Foucault and Deleuze: Making a Difference with Nietzsche

  • Wendy Grace University of Western Australia
Keywords: Foucault, Deleuze, Nietzsche, Difference, Power, Force

Abstract

Michel Foucault and Gilles Deleuze are regarded as French “Nietzscheans” par excellence. By drawing attention to the articulation of “difference” in contemporary thought, this paper attempts to go beyond the label ‘Nietzschean’ in an effort to discern two distinct philosophical trajectories inspired by Nietzsche.  I suggest that Deleuze reads Nietzsche as an empiricist whose philosophy of nature critically undermines representational modes of thought from Plato to Hegel and beyond.  Difference is therefore given in itself.  Foucault, on the other hand, reads Nietzsche primarily as a historian of culture, whose radical reflection on language pushes philosophy into new interpretative forms of analysis that seriously confronts the role of political power in the production of truth.  Difference is thus invented and only known within the contours of these fabrications.  While no judgement is made about the accuracy or otherwise of their respective interpretations of Nietzsche, this paper implicitly asks whether a Nietzschean genealogical ethos can inform those political struggles today for which the meaning of difference is contested.

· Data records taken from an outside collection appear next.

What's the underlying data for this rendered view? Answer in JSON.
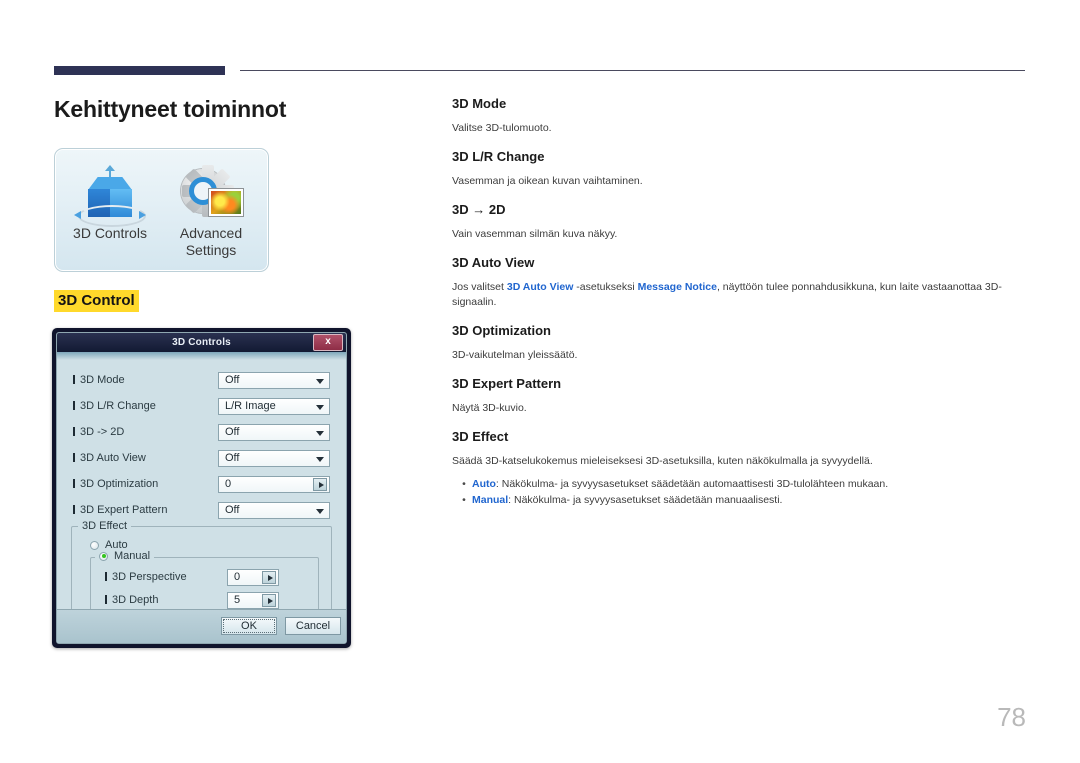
{
  "page": {
    "title": "Kehittyneet toiminnot",
    "number": "78",
    "section_highlight": "3D Control"
  },
  "menu_panel": {
    "tiles": [
      {
        "label_line1": "3D Controls",
        "label_line2": "",
        "icon": "3d-cube-icon"
      },
      {
        "label_line1": "Advanced",
        "label_line2": "Settings",
        "icon": "gear-picture-icon"
      }
    ]
  },
  "dialog": {
    "title": "3D Controls",
    "close_label": "x",
    "rows": [
      {
        "label": "3D Mode",
        "value": "Off",
        "control": "dropdown"
      },
      {
        "label": "3D L/R Change",
        "value": "L/R Image",
        "control": "dropdown"
      },
      {
        "label": "3D -> 2D",
        "value": "Off",
        "control": "dropdown"
      },
      {
        "label": "3D Auto View",
        "value": "Off",
        "control": "dropdown"
      },
      {
        "label": "3D Optimization",
        "value": "0",
        "control": "stepper"
      },
      {
        "label": "3D Expert Pattern",
        "value": "Off",
        "control": "dropdown"
      }
    ],
    "effect_group": {
      "caption": "3D Effect",
      "auto_label": "Auto",
      "auto_selected": false,
      "manual_label": "Manual",
      "manual_selected": true,
      "manual_rows": [
        {
          "label": "3D Perspective",
          "value": "0"
        },
        {
          "label": "3D Depth",
          "value": "5"
        }
      ]
    },
    "ok_label": "OK",
    "cancel_label": "Cancel"
  },
  "entries": [
    {
      "title": "3D Mode",
      "body": "Valitse 3D-tulomuoto."
    },
    {
      "title": "3D L/R Change",
      "body": "Vasemman ja oikean kuvan vaihtaminen."
    },
    {
      "title": "3D → 2D",
      "body": "Vain vasemman silmän kuva näkyy."
    },
    {
      "title": "3D Auto View",
      "body_pre": "Jos valitset ",
      "kw1": "3D Auto View",
      "body_mid": " -asetukseksi ",
      "kw2": "Message Notice",
      "body_post": ", näyttöön tulee ponnahdusikkuna, kun laite vastaanottaa 3D-signaalin."
    },
    {
      "title": "3D Optimization",
      "body": "3D-vaikutelman yleissäätö."
    },
    {
      "title": "3D Expert Pattern",
      "body": "Näytä 3D-kuvio."
    },
    {
      "title": "3D Effect",
      "body": "Säädä 3D-katselukokemus mieleiseksesi 3D-asetuksilla, kuten näkökulmalla ja syvyydellä.",
      "bullets": [
        {
          "dot": "•",
          "kw": "Auto",
          "text": ": Näkökulma- ja syvyysasetukset säädetään automaattisesti 3D-tulolähteen mukaan."
        },
        {
          "dot": "•",
          "kw": "Manual",
          "text": ": Näkökulma- ja syvyysasetukset säädetään manuaalisesti."
        }
      ]
    }
  ],
  "colors": {
    "rule": "#2e3255",
    "highlight": "#ffd92b",
    "keyword": "#2166cf",
    "dialog_frame": "#10142c",
    "dialog_body": "#cfe0e6"
  }
}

Author Biography

Wendy Grace, University of Western Australia
Wendy Grace completed her doctorate in 2010, with the thesis Michel Foucault’s Power: A History of Sexuality Beyond the Desires of French Psychoanalysis. She has published an article on Foucault and Deleuze as “Faux Amis” in Critical Inquiry (2009), a chapter on “Foucault and the Freudians” in the Blackwell Companion to Foucault (2013), and is the author, with Alec McHoul of A Foucault Primer (1992). Wendy has taught on Foucault and 20th century French intellectual history, and is currently teaching the history of anthropological ideas at Murdoch University. Her main area of research interest is the scientific uncoupling of pleasure and procreation in the nineteenth century.
Published
2014-04-30
Section
Special Issue on Foucault and Deleuze